▸ Exercise aim
Gather from the listing below each line that includes the word "properties", and copy it.

▸ Data for analysis
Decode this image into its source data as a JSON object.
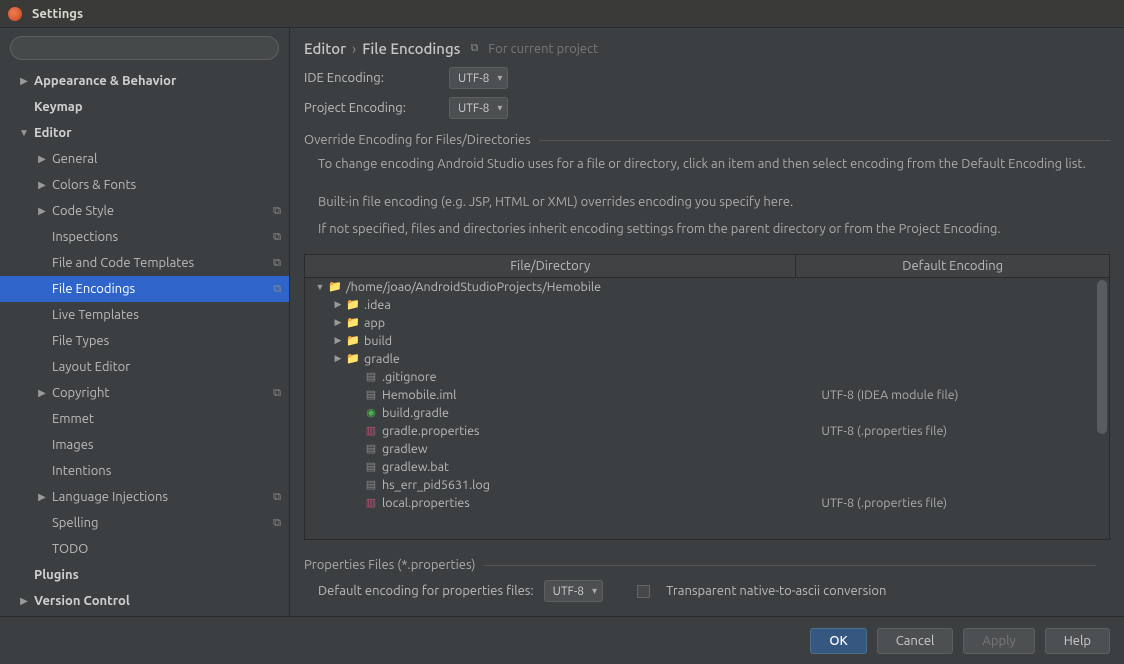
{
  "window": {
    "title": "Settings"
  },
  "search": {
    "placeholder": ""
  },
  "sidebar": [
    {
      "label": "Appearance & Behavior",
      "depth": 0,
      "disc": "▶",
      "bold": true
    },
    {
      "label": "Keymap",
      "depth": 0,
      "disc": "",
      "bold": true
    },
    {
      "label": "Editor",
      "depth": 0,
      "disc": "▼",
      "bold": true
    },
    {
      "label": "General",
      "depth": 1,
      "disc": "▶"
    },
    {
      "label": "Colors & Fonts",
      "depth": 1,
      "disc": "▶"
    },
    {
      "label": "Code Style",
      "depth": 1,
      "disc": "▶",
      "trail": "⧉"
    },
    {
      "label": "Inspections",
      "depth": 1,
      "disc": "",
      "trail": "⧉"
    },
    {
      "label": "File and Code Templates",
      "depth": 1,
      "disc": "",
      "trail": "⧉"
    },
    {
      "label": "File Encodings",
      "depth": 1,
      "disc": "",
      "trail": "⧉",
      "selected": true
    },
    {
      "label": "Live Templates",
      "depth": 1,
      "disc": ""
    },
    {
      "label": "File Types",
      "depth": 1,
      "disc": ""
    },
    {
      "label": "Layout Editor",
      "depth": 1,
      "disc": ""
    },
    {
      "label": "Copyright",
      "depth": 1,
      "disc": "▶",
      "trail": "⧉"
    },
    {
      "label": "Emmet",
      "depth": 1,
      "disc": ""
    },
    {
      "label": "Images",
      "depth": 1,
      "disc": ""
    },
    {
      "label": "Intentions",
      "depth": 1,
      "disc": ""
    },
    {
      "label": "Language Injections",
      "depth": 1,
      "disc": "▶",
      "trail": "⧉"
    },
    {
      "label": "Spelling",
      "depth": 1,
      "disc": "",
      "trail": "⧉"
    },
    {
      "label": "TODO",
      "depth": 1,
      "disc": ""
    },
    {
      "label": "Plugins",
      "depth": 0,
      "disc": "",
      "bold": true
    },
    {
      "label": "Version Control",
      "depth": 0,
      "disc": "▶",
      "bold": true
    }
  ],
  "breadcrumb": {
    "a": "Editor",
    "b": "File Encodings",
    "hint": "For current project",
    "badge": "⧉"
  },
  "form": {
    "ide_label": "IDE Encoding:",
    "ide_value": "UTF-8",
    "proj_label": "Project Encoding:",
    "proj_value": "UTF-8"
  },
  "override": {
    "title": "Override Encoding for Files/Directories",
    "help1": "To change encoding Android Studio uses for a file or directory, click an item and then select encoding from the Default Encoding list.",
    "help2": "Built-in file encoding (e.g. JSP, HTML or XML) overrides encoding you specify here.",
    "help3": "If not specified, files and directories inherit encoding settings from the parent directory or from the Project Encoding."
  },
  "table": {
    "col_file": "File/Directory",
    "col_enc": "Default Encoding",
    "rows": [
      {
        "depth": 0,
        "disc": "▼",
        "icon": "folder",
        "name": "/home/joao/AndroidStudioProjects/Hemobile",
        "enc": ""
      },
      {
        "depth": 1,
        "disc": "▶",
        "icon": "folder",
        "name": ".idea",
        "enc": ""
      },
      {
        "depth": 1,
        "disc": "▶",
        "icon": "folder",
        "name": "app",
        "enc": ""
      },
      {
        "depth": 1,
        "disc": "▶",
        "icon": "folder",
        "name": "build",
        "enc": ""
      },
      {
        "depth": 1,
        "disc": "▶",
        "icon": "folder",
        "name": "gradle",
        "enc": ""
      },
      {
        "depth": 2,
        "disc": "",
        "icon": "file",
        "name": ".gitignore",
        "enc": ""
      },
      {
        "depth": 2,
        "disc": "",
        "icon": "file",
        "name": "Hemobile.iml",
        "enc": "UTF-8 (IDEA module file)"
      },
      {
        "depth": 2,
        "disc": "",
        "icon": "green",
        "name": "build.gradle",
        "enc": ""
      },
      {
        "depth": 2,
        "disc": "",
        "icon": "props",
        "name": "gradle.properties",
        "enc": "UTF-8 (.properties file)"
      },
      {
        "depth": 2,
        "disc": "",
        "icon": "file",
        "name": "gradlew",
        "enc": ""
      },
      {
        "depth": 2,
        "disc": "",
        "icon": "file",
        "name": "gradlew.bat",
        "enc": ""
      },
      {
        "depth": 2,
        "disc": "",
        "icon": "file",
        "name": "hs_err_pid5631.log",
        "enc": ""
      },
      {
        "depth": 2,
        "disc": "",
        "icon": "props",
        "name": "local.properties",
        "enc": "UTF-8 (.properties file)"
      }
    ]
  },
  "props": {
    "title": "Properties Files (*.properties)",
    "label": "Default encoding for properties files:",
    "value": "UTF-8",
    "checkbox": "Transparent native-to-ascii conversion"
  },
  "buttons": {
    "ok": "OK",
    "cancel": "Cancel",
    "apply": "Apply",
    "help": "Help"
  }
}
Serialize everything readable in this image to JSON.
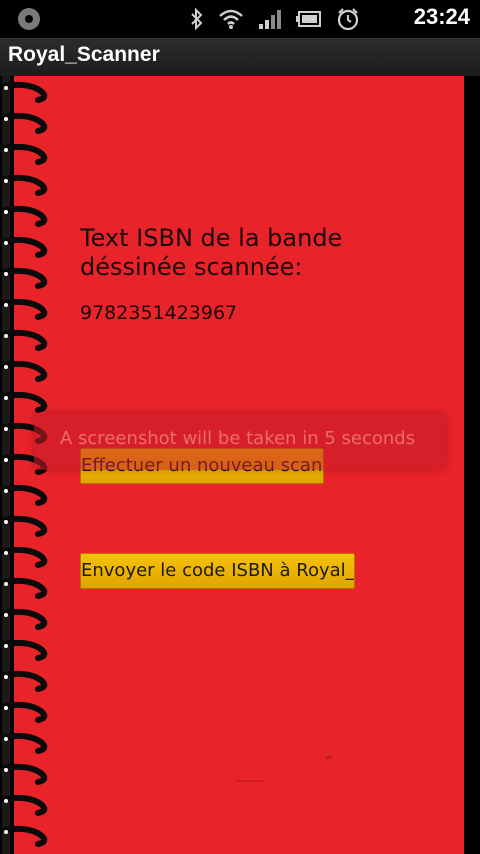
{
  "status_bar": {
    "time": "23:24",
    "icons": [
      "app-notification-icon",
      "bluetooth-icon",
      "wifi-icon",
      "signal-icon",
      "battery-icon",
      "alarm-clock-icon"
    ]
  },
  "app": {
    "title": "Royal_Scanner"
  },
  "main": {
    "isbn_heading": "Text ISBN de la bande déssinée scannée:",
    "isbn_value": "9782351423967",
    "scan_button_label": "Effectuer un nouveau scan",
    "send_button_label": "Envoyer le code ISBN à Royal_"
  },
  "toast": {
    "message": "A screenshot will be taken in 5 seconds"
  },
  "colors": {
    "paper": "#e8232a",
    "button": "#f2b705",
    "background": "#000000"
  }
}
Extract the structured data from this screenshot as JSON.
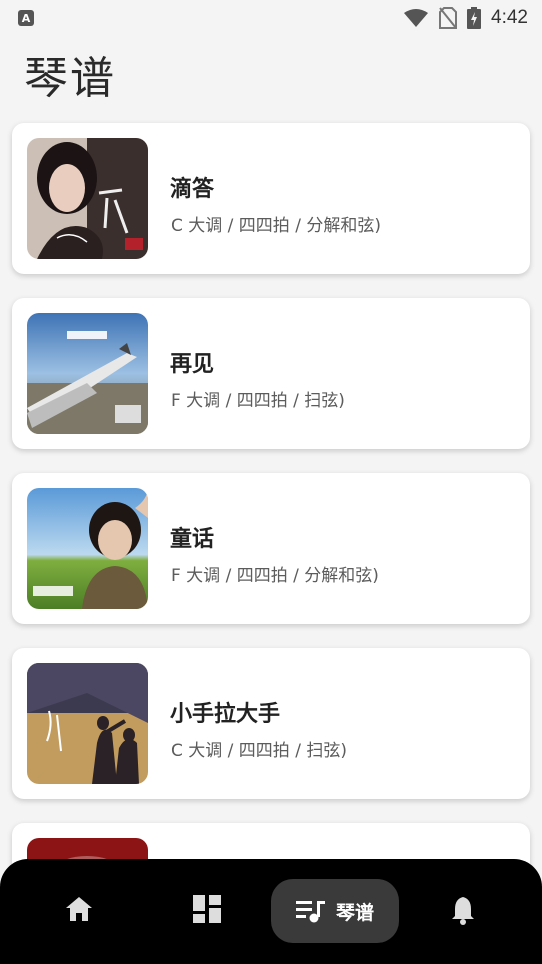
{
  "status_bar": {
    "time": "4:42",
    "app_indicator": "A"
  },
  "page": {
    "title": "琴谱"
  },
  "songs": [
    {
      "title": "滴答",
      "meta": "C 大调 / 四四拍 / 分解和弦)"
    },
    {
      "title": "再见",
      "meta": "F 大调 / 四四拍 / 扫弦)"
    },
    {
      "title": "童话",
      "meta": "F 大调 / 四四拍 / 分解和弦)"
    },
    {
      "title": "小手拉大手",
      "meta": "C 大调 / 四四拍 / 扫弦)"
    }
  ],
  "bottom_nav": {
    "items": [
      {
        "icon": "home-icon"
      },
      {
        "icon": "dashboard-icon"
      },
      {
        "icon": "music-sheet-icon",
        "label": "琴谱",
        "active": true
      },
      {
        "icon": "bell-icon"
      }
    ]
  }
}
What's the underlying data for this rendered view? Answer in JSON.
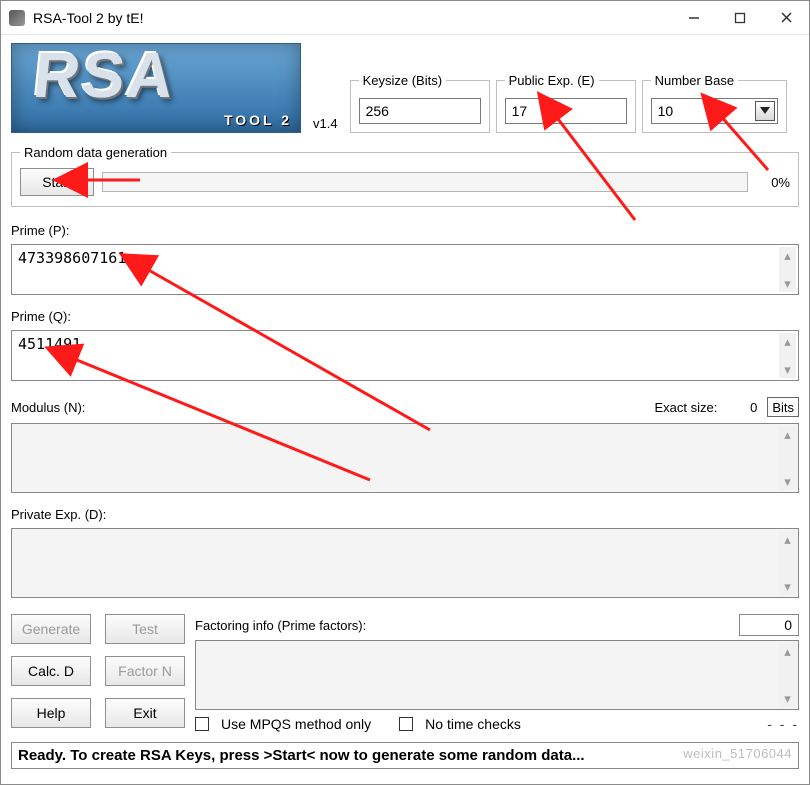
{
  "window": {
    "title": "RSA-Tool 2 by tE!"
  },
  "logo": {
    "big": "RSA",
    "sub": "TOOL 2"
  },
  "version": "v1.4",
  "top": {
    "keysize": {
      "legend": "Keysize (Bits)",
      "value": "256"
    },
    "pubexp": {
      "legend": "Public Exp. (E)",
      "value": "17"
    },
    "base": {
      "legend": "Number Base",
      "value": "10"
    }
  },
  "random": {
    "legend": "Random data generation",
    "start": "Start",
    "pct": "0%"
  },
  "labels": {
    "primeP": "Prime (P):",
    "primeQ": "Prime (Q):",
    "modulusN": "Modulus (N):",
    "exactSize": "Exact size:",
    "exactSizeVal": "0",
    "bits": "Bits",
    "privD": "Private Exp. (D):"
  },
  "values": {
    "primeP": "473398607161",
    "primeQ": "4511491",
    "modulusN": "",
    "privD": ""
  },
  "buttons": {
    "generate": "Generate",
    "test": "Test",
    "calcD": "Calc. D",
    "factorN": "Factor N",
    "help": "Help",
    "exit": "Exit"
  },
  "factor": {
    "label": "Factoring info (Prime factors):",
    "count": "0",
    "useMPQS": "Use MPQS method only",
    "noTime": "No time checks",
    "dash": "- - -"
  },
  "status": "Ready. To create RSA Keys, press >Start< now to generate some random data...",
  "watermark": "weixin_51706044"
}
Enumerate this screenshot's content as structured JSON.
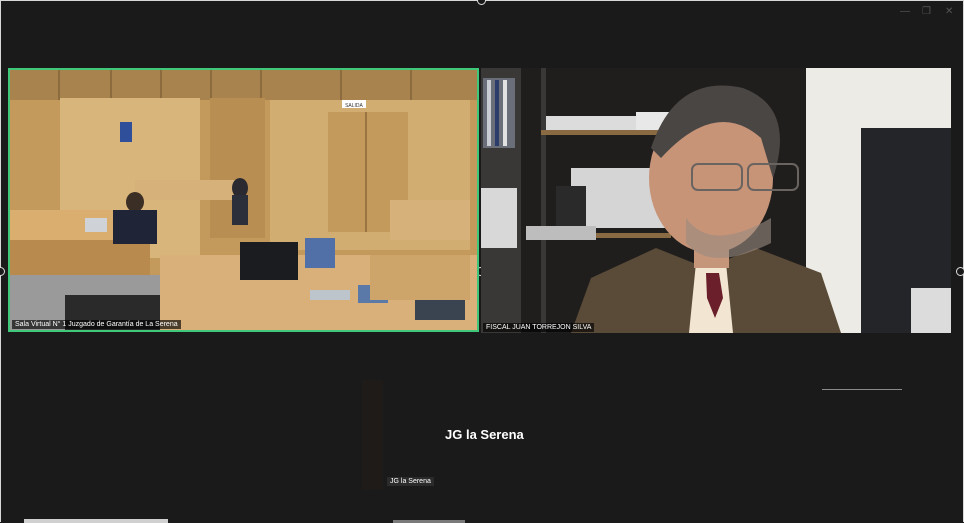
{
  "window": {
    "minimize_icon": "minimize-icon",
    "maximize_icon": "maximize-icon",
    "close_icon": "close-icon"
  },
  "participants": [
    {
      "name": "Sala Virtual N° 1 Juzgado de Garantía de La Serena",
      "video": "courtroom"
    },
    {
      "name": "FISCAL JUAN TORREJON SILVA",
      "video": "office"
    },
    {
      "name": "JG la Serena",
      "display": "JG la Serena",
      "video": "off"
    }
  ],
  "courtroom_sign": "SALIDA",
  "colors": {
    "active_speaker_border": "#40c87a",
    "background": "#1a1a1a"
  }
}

▸ Response for this exercise
        "name": "gradle.properties",
        "enc": "UTF-8 (.properties file)"
        "name": "local.properties",
        "enc": "UTF-8 (.properties file)"
    "title": "Properties Files (*.properties)",
    "label": "Default encoding for properties files:",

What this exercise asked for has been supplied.